Wednesday, 2 January 2013
Anglo-Indian Gallery for a Calcutta Spring by A Correspondent
Befitting a city known for its multicultural and multilingual extravaganzas , the opening of the Gallery for Anglo-Indian Heritage at Calcutta adds a new dimension to its perspective. The Gallery showcases some of the most important encounters with people of courage and compassion who had shaped the history, heritage and culture of the race.
The Anglo-Indian Spring has also arrived.

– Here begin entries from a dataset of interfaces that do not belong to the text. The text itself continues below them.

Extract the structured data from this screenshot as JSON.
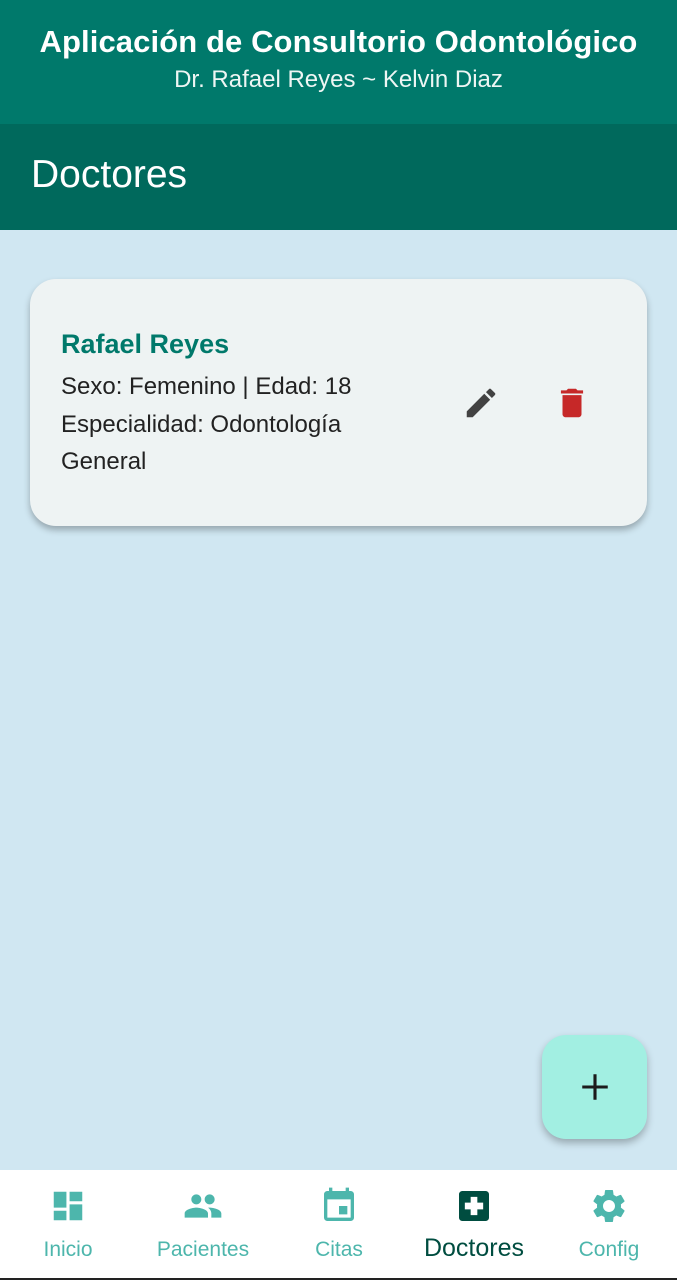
{
  "header": {
    "title": "Aplicación de Consultorio Odontológico",
    "subtitle": "Dr. Rafael Reyes ~ Kelvin Diaz"
  },
  "page": {
    "title": "Doctores"
  },
  "doctors": [
    {
      "name": "Rafael Reyes",
      "line1": "Sexo: Femenino | Edad: 18",
      "line2": "Especialidad: Odontología",
      "line3": "General"
    }
  ],
  "actions": {
    "edit_icon": "pencil-icon",
    "delete_icon": "trash-icon",
    "add_icon": "plus-icon"
  },
  "nav": {
    "items": [
      {
        "label": "Inicio",
        "icon": "dashboard-icon"
      },
      {
        "label": "Pacientes",
        "icon": "people-icon"
      },
      {
        "label": "Citas",
        "icon": "calendar-icon"
      },
      {
        "label": "Doctores",
        "icon": "medical-cross-icon"
      },
      {
        "label": "Config",
        "icon": "gear-icon"
      }
    ],
    "active_index": 3
  },
  "colors": {
    "header": "#00796b",
    "page_bar": "#00695c",
    "background": "#d0e7f2",
    "accent": "#4db6ac",
    "active_nav": "#004d40",
    "delete": "#c62828",
    "fab": "#a2efe2"
  }
}
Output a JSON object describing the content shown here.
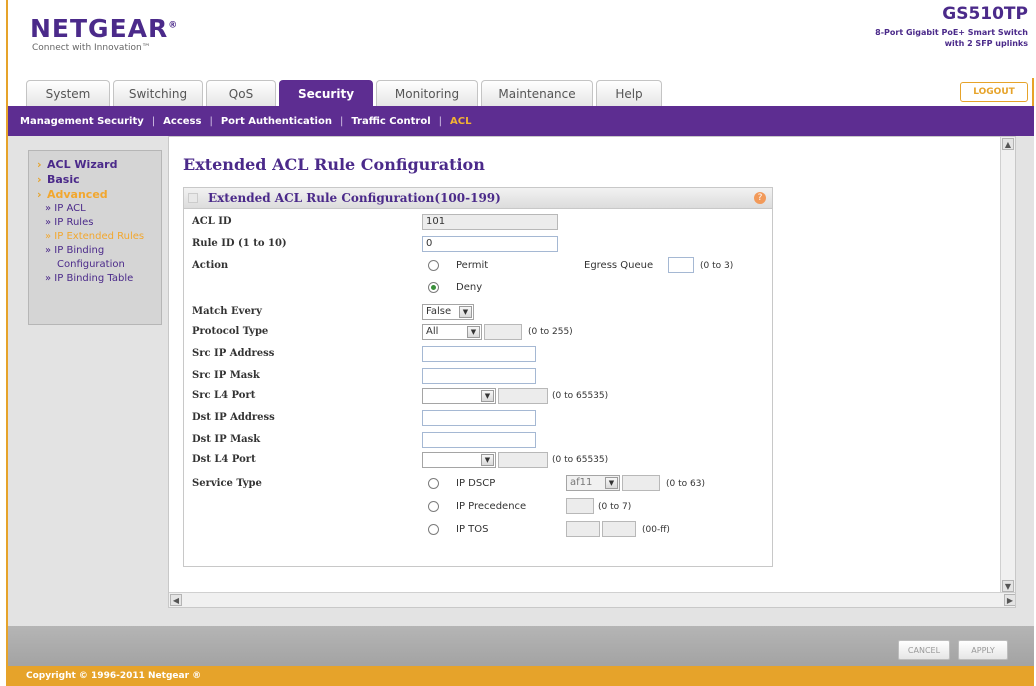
{
  "header": {
    "logo": "NETGEAR",
    "tagline": "Connect with Innovation™",
    "product_name": "GS510TP",
    "product_desc_1": "8-Port Gigabit PoE+ Smart Switch",
    "product_desc_2": "with 2 SFP uplinks"
  },
  "tabs": [
    {
      "label": "System"
    },
    {
      "label": "Switching"
    },
    {
      "label": "QoS"
    },
    {
      "label": "Security"
    },
    {
      "label": "Monitoring"
    },
    {
      "label": "Maintenance"
    },
    {
      "label": "Help"
    }
  ],
  "logout_label": "LOGOUT",
  "subnav": [
    {
      "label": "Management Security"
    },
    {
      "label": "Access"
    },
    {
      "label": "Port Authentication"
    },
    {
      "label": "Traffic Control"
    },
    {
      "label": "ACL"
    }
  ],
  "sidebar": {
    "acl_wizard": "ACL Wizard",
    "basic": "Basic",
    "advanced": "Advanced",
    "ip_acl": "» IP ACL",
    "ip_rules": "» IP Rules",
    "ip_extended_rules": "» IP Extended Rules",
    "ip_binding_config_1": "» IP Binding",
    "ip_binding_config_2": "Configuration",
    "ip_binding_table": "» IP Binding Table"
  },
  "page_title": "Extended ACL Rule Configuration",
  "panel": {
    "title": "Extended ACL Rule Configuration(100-199)",
    "help": "?"
  },
  "form": {
    "acl_id_label": "ACL ID",
    "acl_id_value": "101",
    "rule_id_label": "Rule ID (1 to 10)",
    "rule_id_value": "0",
    "action_label": "Action",
    "permit_label": "Permit",
    "deny_label": "Deny",
    "egress_queue_label": "Egress Queue",
    "egress_queue_value": "",
    "egress_queue_hint": "(0 to 3)",
    "match_every_label": "Match Every",
    "match_every_value": "False",
    "protocol_type_label": "Protocol Type",
    "protocol_type_value": "All",
    "protocol_hint": "(0 to 255)",
    "src_ip_label": "Src IP Address",
    "src_mask_label": "Src IP Mask",
    "src_l4_label": "Src L4 Port",
    "src_l4_hint": "(0 to 65535)",
    "dst_ip_label": "Dst IP Address",
    "dst_mask_label": "Dst IP Mask",
    "dst_l4_label": "Dst L4 Port",
    "dst_l4_hint": "(0 to 65535)",
    "service_type_label": "Service Type",
    "ip_dscp_label": "IP DSCP",
    "dscp_select_value": "af11",
    "dscp_hint": "(0 to 63)",
    "ip_precedence_label": "IP Precedence",
    "precedence_hint": "(0 to 7)",
    "ip_tos_label": "IP TOS",
    "tos_hint": "(00-ff)"
  },
  "buttons": {
    "cancel": "CANCEL",
    "apply": "APPLY"
  },
  "copyright": "Copyright © 1996-2011 Netgear ®"
}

The Ninth International Anglo-Indian Reunion is being held (6th –12th. January 2013) at Calcutta. On Park Street , a week long street celebration had colourful food stalls dotted along the pavements, some with Anglo-Indian cuisine in between the food delights of other communities. On the 31st December 2012, Anglo-Indians poured into the dance halls across the metropolis : Dalhousie Institute, the Rangers Club and the Grail Club were packed to the hilt on New Year's Eve.
Add to the good of all this, comes the timely introduction of the Anglo-Indian Gallery ,founded and directed by Melvyn Brown at 3 Elliott Road, Calcutta 700016. Books on the history and heritage takes a stand among the popular films made on the race in English and Hindi. It is also a first to observe the display if tapes on “Anglo-Indian Oral History” – voices from the past recalling many a historic moment. Magazines and newspapers with articles on the community are displayed.
Today, Anglo-Indian men and women are playing a dramatic role in the Anglo-Indian Spring. They are contributing much to their peoples pride of place in a nation where their mother- tongue is English. Once again they can galvanize, as before, in the fields of sport, education, armed forces and the fine arts. Despite the odds they face the Anglo-Indian Spring is refresh-ing to come by. Today’s youth are in centre-stage to confront any distraction or economic challenge.
The B.B.C. in London has a special corner in their library with Anglo-Indian books and literature. In a recent series called, “Who do you think you are” one of the personalities who thought he was a Scotsman turned out to be Anglo-Indian : he was Alistair McGowan, a British actor and comedian. He now belongs in the Anglo-Indian tapestry.